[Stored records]
★ ★ ★

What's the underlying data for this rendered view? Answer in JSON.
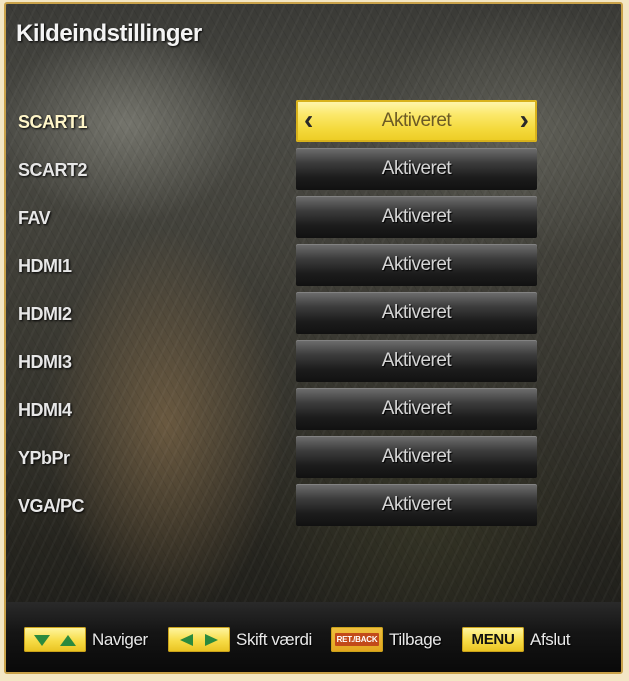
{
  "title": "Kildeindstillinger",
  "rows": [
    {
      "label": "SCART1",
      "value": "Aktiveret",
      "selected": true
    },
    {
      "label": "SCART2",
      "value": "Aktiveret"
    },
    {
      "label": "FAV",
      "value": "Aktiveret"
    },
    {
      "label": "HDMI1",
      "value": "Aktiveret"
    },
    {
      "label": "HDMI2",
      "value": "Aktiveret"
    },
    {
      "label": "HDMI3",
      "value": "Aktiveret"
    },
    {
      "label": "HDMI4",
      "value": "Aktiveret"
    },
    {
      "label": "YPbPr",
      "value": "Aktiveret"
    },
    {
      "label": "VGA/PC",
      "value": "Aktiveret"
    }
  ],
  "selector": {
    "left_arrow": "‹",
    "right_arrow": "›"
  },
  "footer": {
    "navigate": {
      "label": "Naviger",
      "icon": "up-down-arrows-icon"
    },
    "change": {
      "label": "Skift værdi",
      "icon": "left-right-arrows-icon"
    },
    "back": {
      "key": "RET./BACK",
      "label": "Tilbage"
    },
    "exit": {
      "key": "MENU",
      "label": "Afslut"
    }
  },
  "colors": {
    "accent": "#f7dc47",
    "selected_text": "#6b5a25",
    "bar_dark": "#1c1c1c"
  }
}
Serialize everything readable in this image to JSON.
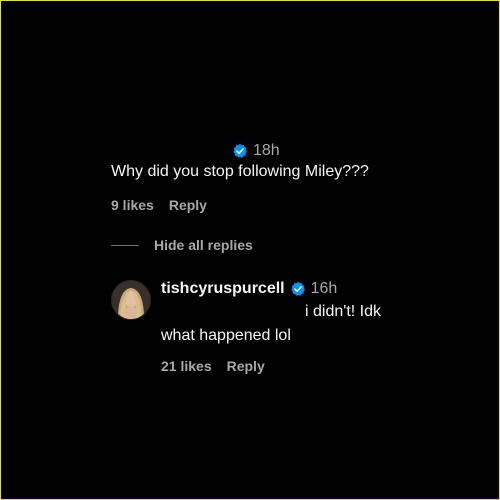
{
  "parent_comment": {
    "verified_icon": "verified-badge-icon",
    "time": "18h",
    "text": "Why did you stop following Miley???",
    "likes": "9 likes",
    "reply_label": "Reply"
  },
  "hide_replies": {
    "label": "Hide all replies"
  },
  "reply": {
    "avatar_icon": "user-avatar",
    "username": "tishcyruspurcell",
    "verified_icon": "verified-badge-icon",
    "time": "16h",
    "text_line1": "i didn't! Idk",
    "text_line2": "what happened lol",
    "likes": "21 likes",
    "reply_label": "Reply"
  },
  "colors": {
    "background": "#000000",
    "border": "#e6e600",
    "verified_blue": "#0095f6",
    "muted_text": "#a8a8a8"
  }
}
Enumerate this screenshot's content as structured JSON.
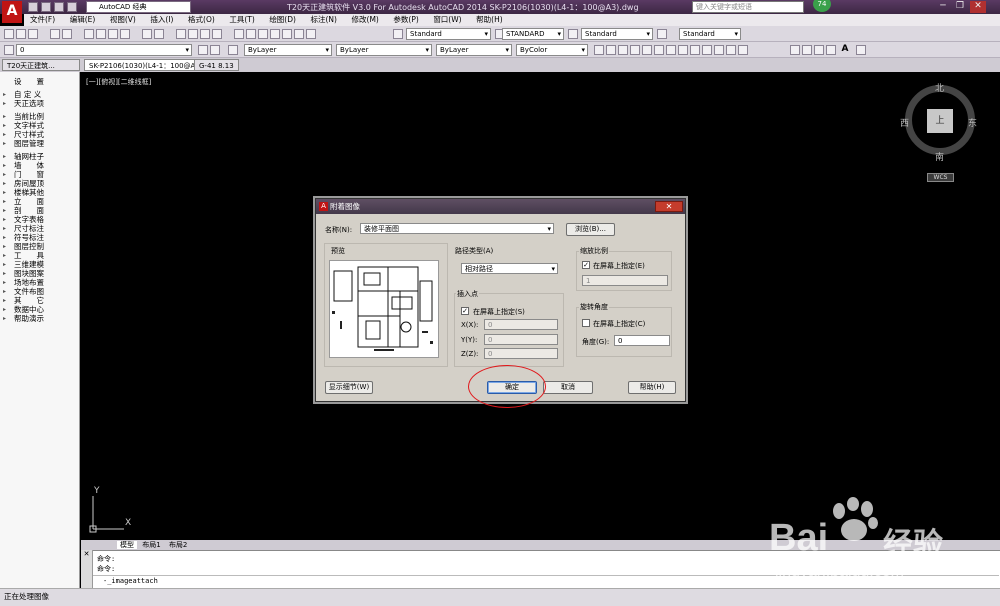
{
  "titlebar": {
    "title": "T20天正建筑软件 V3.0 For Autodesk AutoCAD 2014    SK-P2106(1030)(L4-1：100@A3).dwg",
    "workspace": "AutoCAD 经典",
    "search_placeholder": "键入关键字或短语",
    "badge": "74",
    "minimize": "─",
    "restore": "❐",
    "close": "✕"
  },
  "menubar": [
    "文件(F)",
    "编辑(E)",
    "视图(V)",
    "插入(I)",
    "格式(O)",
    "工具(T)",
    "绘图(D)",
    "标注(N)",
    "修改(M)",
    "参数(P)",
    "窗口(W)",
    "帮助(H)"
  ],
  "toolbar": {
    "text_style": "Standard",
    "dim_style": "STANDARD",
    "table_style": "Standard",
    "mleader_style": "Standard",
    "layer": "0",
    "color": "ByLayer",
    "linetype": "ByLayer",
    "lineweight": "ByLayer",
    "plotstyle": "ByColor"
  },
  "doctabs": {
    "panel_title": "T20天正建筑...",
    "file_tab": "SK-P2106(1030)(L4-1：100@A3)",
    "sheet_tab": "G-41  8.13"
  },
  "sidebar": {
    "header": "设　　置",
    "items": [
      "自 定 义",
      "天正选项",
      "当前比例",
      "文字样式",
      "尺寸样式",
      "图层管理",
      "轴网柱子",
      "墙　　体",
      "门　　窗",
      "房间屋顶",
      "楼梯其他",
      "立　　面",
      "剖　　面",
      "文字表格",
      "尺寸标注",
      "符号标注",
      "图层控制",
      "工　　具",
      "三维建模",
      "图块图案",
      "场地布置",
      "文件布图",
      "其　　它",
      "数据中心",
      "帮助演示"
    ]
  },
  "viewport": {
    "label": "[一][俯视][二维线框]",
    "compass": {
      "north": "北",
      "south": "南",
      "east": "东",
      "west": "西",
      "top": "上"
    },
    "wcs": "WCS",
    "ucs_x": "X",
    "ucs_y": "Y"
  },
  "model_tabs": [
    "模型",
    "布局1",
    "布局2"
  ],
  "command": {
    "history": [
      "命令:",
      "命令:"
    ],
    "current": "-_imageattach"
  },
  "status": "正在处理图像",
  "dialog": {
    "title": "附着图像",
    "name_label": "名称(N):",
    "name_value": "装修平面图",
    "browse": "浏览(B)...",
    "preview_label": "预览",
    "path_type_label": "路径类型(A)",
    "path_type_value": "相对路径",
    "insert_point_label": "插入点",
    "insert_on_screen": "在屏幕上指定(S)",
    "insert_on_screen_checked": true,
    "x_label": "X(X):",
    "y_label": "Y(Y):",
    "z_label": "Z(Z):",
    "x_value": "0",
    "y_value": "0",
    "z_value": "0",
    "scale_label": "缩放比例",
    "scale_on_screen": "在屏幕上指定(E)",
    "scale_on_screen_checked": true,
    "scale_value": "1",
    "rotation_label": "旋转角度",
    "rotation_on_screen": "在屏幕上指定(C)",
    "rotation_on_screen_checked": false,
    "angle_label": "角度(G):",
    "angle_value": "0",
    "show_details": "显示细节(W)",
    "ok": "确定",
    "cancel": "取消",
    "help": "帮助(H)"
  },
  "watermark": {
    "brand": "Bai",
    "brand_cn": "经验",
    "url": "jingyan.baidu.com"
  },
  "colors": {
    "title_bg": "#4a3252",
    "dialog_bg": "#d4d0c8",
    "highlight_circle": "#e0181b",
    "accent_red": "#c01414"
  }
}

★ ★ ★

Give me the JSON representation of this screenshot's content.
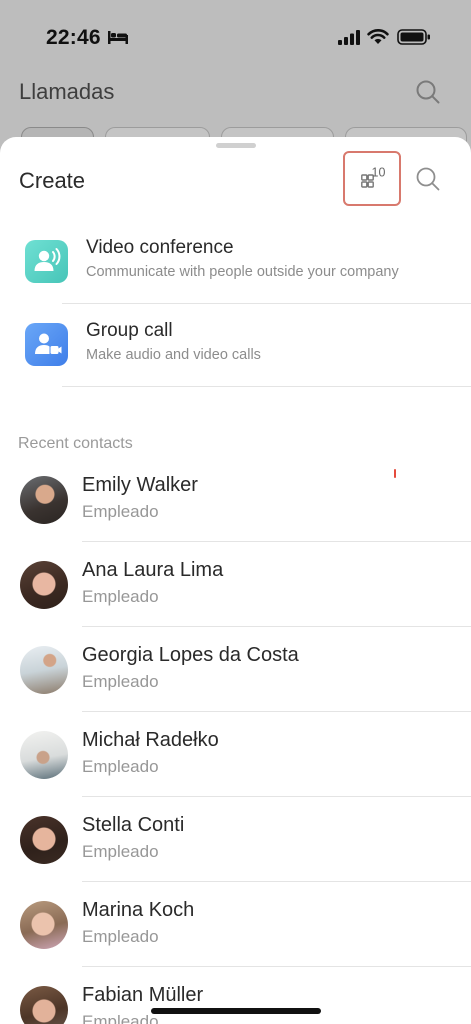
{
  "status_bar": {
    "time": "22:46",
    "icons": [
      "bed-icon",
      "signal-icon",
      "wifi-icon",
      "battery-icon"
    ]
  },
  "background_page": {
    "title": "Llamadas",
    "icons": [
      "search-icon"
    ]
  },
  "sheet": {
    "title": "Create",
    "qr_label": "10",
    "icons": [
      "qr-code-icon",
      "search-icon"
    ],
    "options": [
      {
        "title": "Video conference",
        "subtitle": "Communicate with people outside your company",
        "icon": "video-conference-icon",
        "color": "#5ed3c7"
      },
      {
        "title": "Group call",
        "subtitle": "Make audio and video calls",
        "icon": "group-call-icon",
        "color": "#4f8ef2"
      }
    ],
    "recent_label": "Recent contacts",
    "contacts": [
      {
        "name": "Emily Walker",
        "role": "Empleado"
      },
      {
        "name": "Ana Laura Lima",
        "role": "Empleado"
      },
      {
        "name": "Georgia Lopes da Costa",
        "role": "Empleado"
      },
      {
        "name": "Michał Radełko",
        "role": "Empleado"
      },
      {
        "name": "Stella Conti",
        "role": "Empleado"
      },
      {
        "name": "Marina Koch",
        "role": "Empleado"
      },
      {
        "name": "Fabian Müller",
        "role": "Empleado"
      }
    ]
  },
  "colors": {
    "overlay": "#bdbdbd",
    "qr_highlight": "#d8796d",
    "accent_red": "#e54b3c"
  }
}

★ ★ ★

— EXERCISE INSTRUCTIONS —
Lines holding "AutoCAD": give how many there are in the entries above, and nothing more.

— ANSWER SECTION —
2